* Requirement *
The records that follow are to be reproduced exactly. Any pictures in them are left out.

* Data for this task *
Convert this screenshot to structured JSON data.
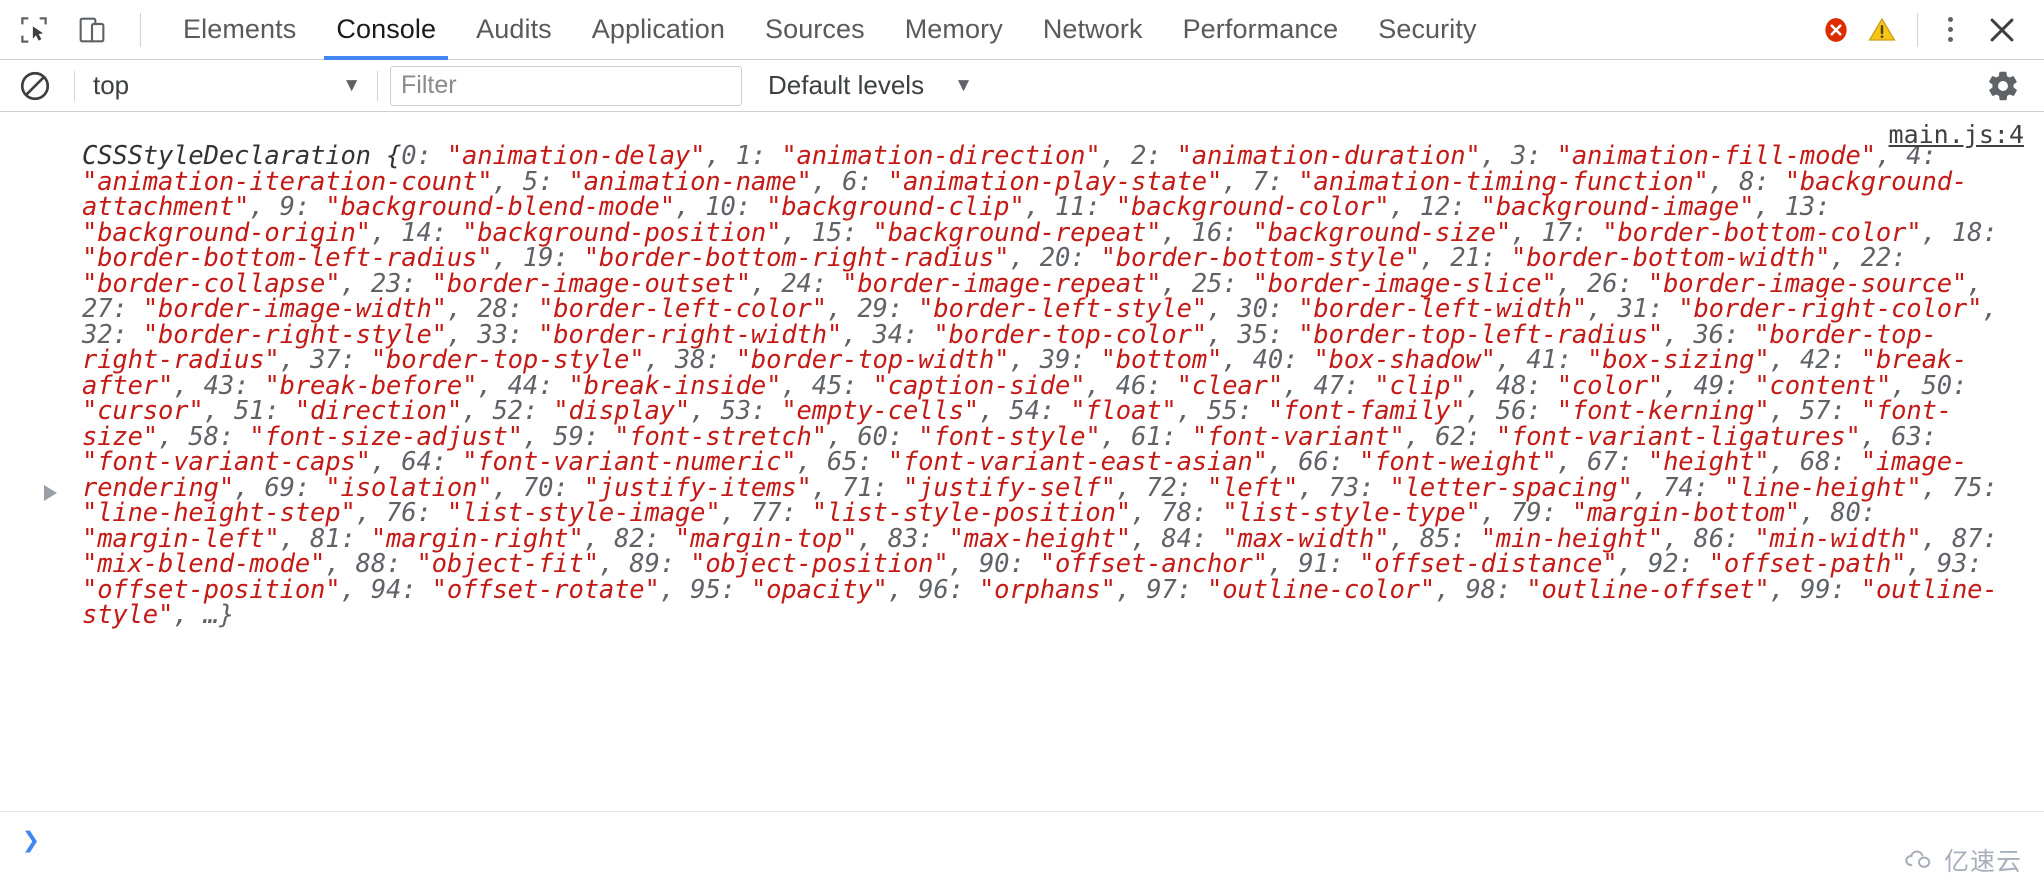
{
  "toolbar": {
    "inspect_icon": "cursor-select-icon",
    "device_icon": "device-toolbar-icon",
    "tabs": [
      {
        "label": "Elements",
        "active": false
      },
      {
        "label": "Console",
        "active": true
      },
      {
        "label": "Audits",
        "active": false
      },
      {
        "label": "Application",
        "active": false
      },
      {
        "label": "Sources",
        "active": false
      },
      {
        "label": "Memory",
        "active": false
      },
      {
        "label": "Network",
        "active": false
      },
      {
        "label": "Performance",
        "active": false
      },
      {
        "label": "Security",
        "active": false
      }
    ],
    "error_badge_icon": "error-circle-icon",
    "warning_badge_icon": "warning-triangle-icon",
    "more_icon": "kebab-menu-icon",
    "close_icon": "close-icon",
    "accent_color": "#4285f4",
    "error_color": "#dd2c00",
    "warning_color": "#f5c518"
  },
  "filter_bar": {
    "clear_icon": "clear-console-icon",
    "context_value": "top",
    "context_caret": "▼",
    "filter_value": "",
    "filter_placeholder": "Filter",
    "levels_value": "Default levels",
    "levels_caret": "▼",
    "settings_icon": "gear-icon"
  },
  "console": {
    "source_link": "main.js:4",
    "expander_icon": "expand-triangle-icon",
    "message": {
      "class_name": "CSSStyleDeclaration ",
      "open_brace": "{",
      "entries": [
        {
          "index": "0",
          "value": "animation-delay"
        },
        {
          "index": "1",
          "value": "animation-direction"
        },
        {
          "index": "2",
          "value": "animation-duration"
        },
        {
          "index": "3",
          "value": "animation-fill-mode"
        },
        {
          "index": "4",
          "value": "animation-iteration-count"
        },
        {
          "index": "5",
          "value": "animation-name"
        },
        {
          "index": "6",
          "value": "animation-play-state"
        },
        {
          "index": "7",
          "value": "animation-timing-function"
        },
        {
          "index": "8",
          "value": "background-attachment"
        },
        {
          "index": "9",
          "value": "background-blend-mode"
        },
        {
          "index": "10",
          "value": "background-clip"
        },
        {
          "index": "11",
          "value": "background-color"
        },
        {
          "index": "12",
          "value": "background-image"
        },
        {
          "index": "13",
          "value": "background-origin"
        },
        {
          "index": "14",
          "value": "background-position"
        },
        {
          "index": "15",
          "value": "background-repeat"
        },
        {
          "index": "16",
          "value": "background-size"
        },
        {
          "index": "17",
          "value": "border-bottom-color"
        },
        {
          "index": "18",
          "value": "border-bottom-left-radius"
        },
        {
          "index": "19",
          "value": "border-bottom-right-radius"
        },
        {
          "index": "20",
          "value": "border-bottom-style"
        },
        {
          "index": "21",
          "value": "border-bottom-width"
        },
        {
          "index": "22",
          "value": "border-collapse"
        },
        {
          "index": "23",
          "value": "border-image-outset"
        },
        {
          "index": "24",
          "value": "border-image-repeat"
        },
        {
          "index": "25",
          "value": "border-image-slice"
        },
        {
          "index": "26",
          "value": "border-image-source"
        },
        {
          "index": "27",
          "value": "border-image-width"
        },
        {
          "index": "28",
          "value": "border-left-color"
        },
        {
          "index": "29",
          "value": "border-left-style"
        },
        {
          "index": "30",
          "value": "border-left-width"
        },
        {
          "index": "31",
          "value": "border-right-color"
        },
        {
          "index": "32",
          "value": "border-right-style"
        },
        {
          "index": "33",
          "value": "border-right-width"
        },
        {
          "index": "34",
          "value": "border-top-color"
        },
        {
          "index": "35",
          "value": "border-top-left-radius"
        },
        {
          "index": "36",
          "value": "border-top-right-radius"
        },
        {
          "index": "37",
          "value": "border-top-style"
        },
        {
          "index": "38",
          "value": "border-top-width"
        },
        {
          "index": "39",
          "value": "bottom"
        },
        {
          "index": "40",
          "value": "box-shadow"
        },
        {
          "index": "41",
          "value": "box-sizing"
        },
        {
          "index": "42",
          "value": "break-after"
        },
        {
          "index": "43",
          "value": "break-before"
        },
        {
          "index": "44",
          "value": "break-inside"
        },
        {
          "index": "45",
          "value": "caption-side"
        },
        {
          "index": "46",
          "value": "clear"
        },
        {
          "index": "47",
          "value": "clip"
        },
        {
          "index": "48",
          "value": "color"
        },
        {
          "index": "49",
          "value": "content"
        },
        {
          "index": "50",
          "value": "cursor"
        },
        {
          "index": "51",
          "value": "direction"
        },
        {
          "index": "52",
          "value": "display"
        },
        {
          "index": "53",
          "value": "empty-cells"
        },
        {
          "index": "54",
          "value": "float"
        },
        {
          "index": "55",
          "value": "font-family"
        },
        {
          "index": "56",
          "value": "font-kerning"
        },
        {
          "index": "57",
          "value": "font-size"
        },
        {
          "index": "58",
          "value": "font-size-adjust"
        },
        {
          "index": "59",
          "value": "font-stretch"
        },
        {
          "index": "60",
          "value": "font-style"
        },
        {
          "index": "61",
          "value": "font-variant"
        },
        {
          "index": "62",
          "value": "font-variant-ligatures"
        },
        {
          "index": "63",
          "value": "font-variant-caps"
        },
        {
          "index": "64",
          "value": "font-variant-numeric"
        },
        {
          "index": "65",
          "value": "font-variant-east-asian"
        },
        {
          "index": "66",
          "value": "font-weight"
        },
        {
          "index": "67",
          "value": "height"
        },
        {
          "index": "68",
          "value": "image-rendering"
        },
        {
          "index": "69",
          "value": "isolation"
        },
        {
          "index": "70",
          "value": "justify-items"
        },
        {
          "index": "71",
          "value": "justify-self"
        },
        {
          "index": "72",
          "value": "left"
        },
        {
          "index": "73",
          "value": "letter-spacing"
        },
        {
          "index": "74",
          "value": "line-height"
        },
        {
          "index": "75",
          "value": "line-height-step"
        },
        {
          "index": "76",
          "value": "list-style-image"
        },
        {
          "index": "77",
          "value": "list-style-position"
        },
        {
          "index": "78",
          "value": "list-style-type"
        },
        {
          "index": "79",
          "value": "margin-bottom"
        },
        {
          "index": "80",
          "value": "margin-left"
        },
        {
          "index": "81",
          "value": "margin-right"
        },
        {
          "index": "82",
          "value": "margin-top"
        },
        {
          "index": "83",
          "value": "max-height"
        },
        {
          "index": "84",
          "value": "max-width"
        },
        {
          "index": "85",
          "value": "min-height"
        },
        {
          "index": "86",
          "value": "min-width"
        },
        {
          "index": "87",
          "value": "mix-blend-mode"
        },
        {
          "index": "88",
          "value": "object-fit"
        },
        {
          "index": "89",
          "value": "object-position"
        },
        {
          "index": "90",
          "value": "offset-anchor"
        },
        {
          "index": "91",
          "value": "offset-distance"
        },
        {
          "index": "92",
          "value": "offset-path"
        },
        {
          "index": "93",
          "value": "offset-position"
        },
        {
          "index": "94",
          "value": "offset-rotate"
        },
        {
          "index": "95",
          "value": "opacity"
        },
        {
          "index": "96",
          "value": "orphans"
        },
        {
          "index": "97",
          "value": "outline-color"
        },
        {
          "index": "98",
          "value": "outline-offset"
        },
        {
          "index": "99",
          "value": "outline-style"
        }
      ],
      "ellipsis": " …}",
      "string_color": "#c41a16",
      "key_color": "#5f6368"
    }
  },
  "prompt": {
    "chevron": "›",
    "input_value": ""
  },
  "watermark": {
    "text": "亿速云",
    "icon": "cloud-icon"
  }
}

* Solution for this problem *
Convert this screenshot to structured JSON data.
{
  "toolbar": {
    "inspect_icon": "cursor-select-icon",
    "device_icon": "device-toolbar-icon",
    "tabs": [
      {
        "label": "Elements",
        "active": false
      },
      {
        "label": "Console",
        "active": true
      },
      {
        "label": "Audits",
        "active": false
      },
      {
        "label": "Application",
        "active": false
      },
      {
        "label": "Sources",
        "active": false
      },
      {
        "label": "Memory",
        "active": false
      },
      {
        "label": "Network",
        "active": false
      },
      {
        "label": "Performance",
        "active": false
      },
      {
        "label": "Security",
        "active": false
      }
    ],
    "error_badge_icon": "error-circle-icon",
    "warning_badge_icon": "warning-triangle-icon",
    "more_icon": "kebab-menu-icon",
    "close_icon": "close-icon",
    "accent_color": "#4285f4",
    "error_color": "#dd2c00",
    "warning_color": "#f5c518"
  },
  "filter_bar": {
    "clear_icon": "clear-console-icon",
    "context_value": "top",
    "context_caret": "▼",
    "filter_value": "",
    "filter_placeholder": "Filter",
    "levels_value": "Default levels",
    "levels_caret": "▼",
    "settings_icon": "gear-icon"
  },
  "console": {
    "source_link": "main.js:4",
    "expander_icon": "expand-triangle-icon",
    "message": {
      "class_name": "CSSStyleDeclaration ",
      "open_brace": "{",
      "entries": [
        {
          "index": "0",
          "value": "animation-delay"
        },
        {
          "index": "1",
          "value": "animation-direction"
        },
        {
          "index": "2",
          "value": "animation-duration"
        },
        {
          "index": "3",
          "value": "animation-fill-mode"
        },
        {
          "index": "4",
          "value": "animation-iteration-count"
        },
        {
          "index": "5",
          "value": "animation-name"
        },
        {
          "index": "6",
          "value": "animation-play-state"
        },
        {
          "index": "7",
          "value": "animation-timing-function"
        },
        {
          "index": "8",
          "value": "background-attachment"
        },
        {
          "index": "9",
          "value": "background-blend-mode"
        },
        {
          "index": "10",
          "value": "background-clip"
        },
        {
          "index": "11",
          "value": "background-color"
        },
        {
          "index": "12",
          "value": "background-image"
        },
        {
          "index": "13",
          "value": "background-origin"
        },
        {
          "index": "14",
          "value": "background-position"
        },
        {
          "index": "15",
          "value": "background-repeat"
        },
        {
          "index": "16",
          "value": "background-size"
        },
        {
          "index": "17",
          "value": "border-bottom-color"
        },
        {
          "index": "18",
          "value": "border-bottom-left-radius"
        },
        {
          "index": "19",
          "value": "border-bottom-right-radius"
        },
        {
          "index": "20",
          "value": "border-bottom-style"
        },
        {
          "index": "21",
          "value": "border-bottom-width"
        },
        {
          "index": "22",
          "value": "border-collapse"
        },
        {
          "index": "23",
          "value": "border-image-outset"
        },
        {
          "index": "24",
          "value": "border-image-repeat"
        },
        {
          "index": "25",
          "value": "border-image-slice"
        },
        {
          "index": "26",
          "value": "border-image-source"
        },
        {
          "index": "27",
          "value": "border-image-width"
        },
        {
          "index": "28",
          "value": "border-left-color"
        },
        {
          "index": "29",
          "value": "border-left-style"
        },
        {
          "index": "30",
          "value": "border-left-width"
        },
        {
          "index": "31",
          "value": "border-right-color"
        },
        {
          "index": "32",
          "value": "border-right-style"
        },
        {
          "index": "33",
          "value": "border-right-width"
        },
        {
          "index": "34",
          "value": "border-top-color"
        },
        {
          "index": "35",
          "value": "border-top-left-radius"
        },
        {
          "index": "36",
          "value": "border-top-right-radius"
        },
        {
          "index": "37",
          "value": "border-top-style"
        },
        {
          "index": "38",
          "value": "border-top-width"
        },
        {
          "index": "39",
          "value": "bottom"
        },
        {
          "index": "40",
          "value": "box-shadow"
        },
        {
          "index": "41",
          "value": "box-sizing"
        },
        {
          "index": "42",
          "value": "break-after"
        },
        {
          "index": "43",
          "value": "break-before"
        },
        {
          "index": "44",
          "value": "break-inside"
        },
        {
          "index": "45",
          "value": "caption-side"
        },
        {
          "index": "46",
          "value": "clear"
        },
        {
          "index": "47",
          "value": "clip"
        },
        {
          "index": "48",
          "value": "color"
        },
        {
          "index": "49",
          "value": "content"
        },
        {
          "index": "50",
          "value": "cursor"
        },
        {
          "index": "51",
          "value": "direction"
        },
        {
          "index": "52",
          "value": "display"
        },
        {
          "index": "53",
          "value": "empty-cells"
        },
        {
          "index": "54",
          "value": "float"
        },
        {
          "index": "55",
          "value": "font-family"
        },
        {
          "index": "56",
          "value": "font-kerning"
        },
        {
          "index": "57",
          "value": "font-size"
        },
        {
          "index": "58",
          "value": "font-size-adjust"
        },
        {
          "index": "59",
          "value": "font-stretch"
        },
        {
          "index": "60",
          "value": "font-style"
        },
        {
          "index": "61",
          "value": "font-variant"
        },
        {
          "index": "62",
          "value": "font-variant-ligatures"
        },
        {
          "index": "63",
          "value": "font-variant-caps"
        },
        {
          "index": "64",
          "value": "font-variant-numeric"
        },
        {
          "index": "65",
          "value": "font-variant-east-asian"
        },
        {
          "index": "66",
          "value": "font-weight"
        },
        {
          "index": "67",
          "value": "height"
        },
        {
          "index": "68",
          "value": "image-rendering"
        },
        {
          "index": "69",
          "value": "isolation"
        },
        {
          "index": "70",
          "value": "justify-items"
        },
        {
          "index": "71",
          "value": "justify-self"
        },
        {
          "index": "72",
          "value": "left"
        },
        {
          "index": "73",
          "value": "letter-spacing"
        },
        {
          "index": "74",
          "value": "line-height"
        },
        {
          "index": "75",
          "value": "line-height-step"
        },
        {
          "index": "76",
          "value": "list-style-image"
        },
        {
          "index": "77",
          "value": "list-style-position"
        },
        {
          "index": "78",
          "value": "list-style-type"
        },
        {
          "index": "79",
          "value": "margin-bottom"
        },
        {
          "index": "80",
          "value": "margin-left"
        },
        {
          "index": "81",
          "value": "margin-right"
        },
        {
          "index": "82",
          "value": "margin-top"
        },
        {
          "index": "83",
          "value": "max-height"
        },
        {
          "index": "84",
          "value": "max-width"
        },
        {
          "index": "85",
          "value": "min-height"
        },
        {
          "index": "86",
          "value": "min-width"
        },
        {
          "index": "87",
          "value": "mix-blend-mode"
        },
        {
          "index": "88",
          "value": "object-fit"
        },
        {
          "index": "89",
          "value": "object-position"
        },
        {
          "index": "90",
          "value": "offset-anchor"
        },
        {
          "index": "91",
          "value": "offset-distance"
        },
        {
          "index": "92",
          "value": "offset-path"
        },
        {
          "index": "93",
          "value": "offset-position"
        },
        {
          "index": "94",
          "value": "offset-rotate"
        },
        {
          "index": "95",
          "value": "opacity"
        },
        {
          "index": "96",
          "value": "orphans"
        },
        {
          "index": "97",
          "value": "outline-color"
        },
        {
          "index": "98",
          "value": "outline-offset"
        },
        {
          "index": "99",
          "value": "outline-style"
        }
      ],
      "ellipsis": " …}",
      "string_color": "#c41a16",
      "key_color": "#5f6368"
    }
  },
  "prompt": {
    "chevron": "›",
    "input_value": ""
  },
  "watermark": {
    "text": "亿速云",
    "icon": "cloud-icon"
  }
}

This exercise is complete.